Take each line from the entries that holds "纸张设置" and copy it out.

(INPUT DATA)

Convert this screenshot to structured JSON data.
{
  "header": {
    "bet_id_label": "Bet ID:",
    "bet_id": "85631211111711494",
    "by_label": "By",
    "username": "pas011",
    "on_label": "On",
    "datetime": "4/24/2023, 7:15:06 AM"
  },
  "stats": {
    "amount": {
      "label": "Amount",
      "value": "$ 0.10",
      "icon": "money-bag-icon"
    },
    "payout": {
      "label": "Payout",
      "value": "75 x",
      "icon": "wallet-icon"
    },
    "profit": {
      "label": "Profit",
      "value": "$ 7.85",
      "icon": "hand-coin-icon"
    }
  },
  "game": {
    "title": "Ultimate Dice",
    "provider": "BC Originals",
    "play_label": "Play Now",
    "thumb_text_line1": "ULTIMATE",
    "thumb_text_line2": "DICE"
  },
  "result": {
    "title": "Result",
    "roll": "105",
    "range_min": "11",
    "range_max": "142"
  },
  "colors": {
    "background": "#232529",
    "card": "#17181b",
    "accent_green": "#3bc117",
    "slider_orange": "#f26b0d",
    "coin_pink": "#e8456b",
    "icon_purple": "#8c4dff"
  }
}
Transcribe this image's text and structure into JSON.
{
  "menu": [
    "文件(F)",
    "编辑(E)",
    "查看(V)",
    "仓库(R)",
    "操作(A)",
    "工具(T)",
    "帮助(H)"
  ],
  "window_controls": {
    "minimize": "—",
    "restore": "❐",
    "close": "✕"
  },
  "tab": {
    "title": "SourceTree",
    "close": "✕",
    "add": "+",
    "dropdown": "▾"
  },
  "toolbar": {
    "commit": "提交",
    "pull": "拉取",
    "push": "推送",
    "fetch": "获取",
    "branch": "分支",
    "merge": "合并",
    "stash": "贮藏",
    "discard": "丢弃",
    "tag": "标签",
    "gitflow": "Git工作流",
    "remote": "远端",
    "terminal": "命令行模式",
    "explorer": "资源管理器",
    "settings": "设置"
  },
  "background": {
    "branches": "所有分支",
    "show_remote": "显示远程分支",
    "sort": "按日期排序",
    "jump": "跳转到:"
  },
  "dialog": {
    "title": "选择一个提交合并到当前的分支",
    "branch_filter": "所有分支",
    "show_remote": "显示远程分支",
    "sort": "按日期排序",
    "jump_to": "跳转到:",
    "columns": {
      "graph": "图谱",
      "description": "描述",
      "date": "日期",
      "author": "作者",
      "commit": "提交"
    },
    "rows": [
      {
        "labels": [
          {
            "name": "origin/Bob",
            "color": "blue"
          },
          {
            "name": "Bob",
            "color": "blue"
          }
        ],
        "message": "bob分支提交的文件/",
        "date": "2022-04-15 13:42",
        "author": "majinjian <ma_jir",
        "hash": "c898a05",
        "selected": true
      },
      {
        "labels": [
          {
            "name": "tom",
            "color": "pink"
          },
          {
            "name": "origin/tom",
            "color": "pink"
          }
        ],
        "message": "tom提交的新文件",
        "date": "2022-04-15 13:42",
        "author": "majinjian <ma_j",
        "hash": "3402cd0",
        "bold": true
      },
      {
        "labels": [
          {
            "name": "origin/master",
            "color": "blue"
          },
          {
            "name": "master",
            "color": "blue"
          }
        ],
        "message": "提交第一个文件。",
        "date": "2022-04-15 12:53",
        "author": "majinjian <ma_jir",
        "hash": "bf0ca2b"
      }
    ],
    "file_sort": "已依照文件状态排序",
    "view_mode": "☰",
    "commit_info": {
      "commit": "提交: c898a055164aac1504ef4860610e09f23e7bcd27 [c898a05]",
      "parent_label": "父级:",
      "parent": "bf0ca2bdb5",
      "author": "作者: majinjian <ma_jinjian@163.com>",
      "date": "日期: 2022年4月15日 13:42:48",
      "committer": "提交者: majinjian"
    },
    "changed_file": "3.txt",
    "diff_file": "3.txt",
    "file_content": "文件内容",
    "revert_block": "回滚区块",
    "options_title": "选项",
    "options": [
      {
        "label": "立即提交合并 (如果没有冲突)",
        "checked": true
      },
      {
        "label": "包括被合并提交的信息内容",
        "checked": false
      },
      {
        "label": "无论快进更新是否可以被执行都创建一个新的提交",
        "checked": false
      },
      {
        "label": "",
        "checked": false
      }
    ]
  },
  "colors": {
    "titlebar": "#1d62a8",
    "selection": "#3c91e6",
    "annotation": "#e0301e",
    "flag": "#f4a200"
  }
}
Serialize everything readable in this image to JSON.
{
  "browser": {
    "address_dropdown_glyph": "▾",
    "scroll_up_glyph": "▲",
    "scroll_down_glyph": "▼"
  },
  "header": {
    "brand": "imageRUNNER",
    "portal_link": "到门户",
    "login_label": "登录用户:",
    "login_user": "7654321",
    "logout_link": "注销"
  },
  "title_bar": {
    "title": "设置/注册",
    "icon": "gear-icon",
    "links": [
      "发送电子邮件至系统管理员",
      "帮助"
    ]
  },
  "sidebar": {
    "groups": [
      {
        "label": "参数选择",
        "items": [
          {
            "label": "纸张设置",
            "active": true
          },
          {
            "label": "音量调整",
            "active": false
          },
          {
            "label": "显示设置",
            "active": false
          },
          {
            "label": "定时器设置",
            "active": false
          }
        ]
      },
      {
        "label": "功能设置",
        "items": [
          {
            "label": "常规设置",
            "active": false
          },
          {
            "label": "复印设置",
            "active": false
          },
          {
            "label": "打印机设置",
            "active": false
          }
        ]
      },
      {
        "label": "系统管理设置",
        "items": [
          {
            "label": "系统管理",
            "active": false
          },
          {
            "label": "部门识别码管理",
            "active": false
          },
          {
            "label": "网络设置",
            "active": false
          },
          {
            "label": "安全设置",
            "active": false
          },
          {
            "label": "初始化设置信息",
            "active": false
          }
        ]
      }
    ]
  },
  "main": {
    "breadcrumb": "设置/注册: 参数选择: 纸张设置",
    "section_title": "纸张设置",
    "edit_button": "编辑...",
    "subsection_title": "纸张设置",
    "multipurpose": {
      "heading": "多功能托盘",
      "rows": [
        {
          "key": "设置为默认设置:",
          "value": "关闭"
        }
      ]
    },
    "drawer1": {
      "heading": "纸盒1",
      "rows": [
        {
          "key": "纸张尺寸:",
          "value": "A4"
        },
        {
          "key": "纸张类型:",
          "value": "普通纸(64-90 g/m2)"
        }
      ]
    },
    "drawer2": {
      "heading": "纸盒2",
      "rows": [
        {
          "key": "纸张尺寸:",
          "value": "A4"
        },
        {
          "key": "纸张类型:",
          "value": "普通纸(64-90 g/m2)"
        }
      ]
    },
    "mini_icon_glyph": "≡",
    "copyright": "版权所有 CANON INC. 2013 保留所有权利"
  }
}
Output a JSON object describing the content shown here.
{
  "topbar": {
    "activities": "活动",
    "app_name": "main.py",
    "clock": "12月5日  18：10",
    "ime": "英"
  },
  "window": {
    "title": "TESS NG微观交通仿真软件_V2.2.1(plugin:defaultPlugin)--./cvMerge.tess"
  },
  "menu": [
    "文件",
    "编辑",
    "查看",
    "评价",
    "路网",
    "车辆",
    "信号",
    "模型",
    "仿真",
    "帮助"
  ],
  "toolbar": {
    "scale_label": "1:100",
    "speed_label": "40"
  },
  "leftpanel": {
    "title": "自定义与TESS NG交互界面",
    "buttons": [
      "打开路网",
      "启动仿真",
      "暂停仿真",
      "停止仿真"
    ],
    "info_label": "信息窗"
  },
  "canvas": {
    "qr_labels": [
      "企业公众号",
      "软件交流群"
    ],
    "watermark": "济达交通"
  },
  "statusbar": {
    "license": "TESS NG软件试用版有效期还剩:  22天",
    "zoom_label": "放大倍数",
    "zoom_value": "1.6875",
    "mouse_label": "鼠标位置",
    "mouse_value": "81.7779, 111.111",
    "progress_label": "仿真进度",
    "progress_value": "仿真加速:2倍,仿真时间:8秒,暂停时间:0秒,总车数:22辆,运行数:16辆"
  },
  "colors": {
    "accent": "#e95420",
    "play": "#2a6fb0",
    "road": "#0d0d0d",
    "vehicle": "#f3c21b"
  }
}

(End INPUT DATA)

• _SOLUTION TO THIS PROBLEM_:
            "label": "纸张设置",
    "breadcrumb": "设置/注册: 参数选择: 纸张设置",
    "section_title": "纸张设置",
    "subsection_title": "纸张设置",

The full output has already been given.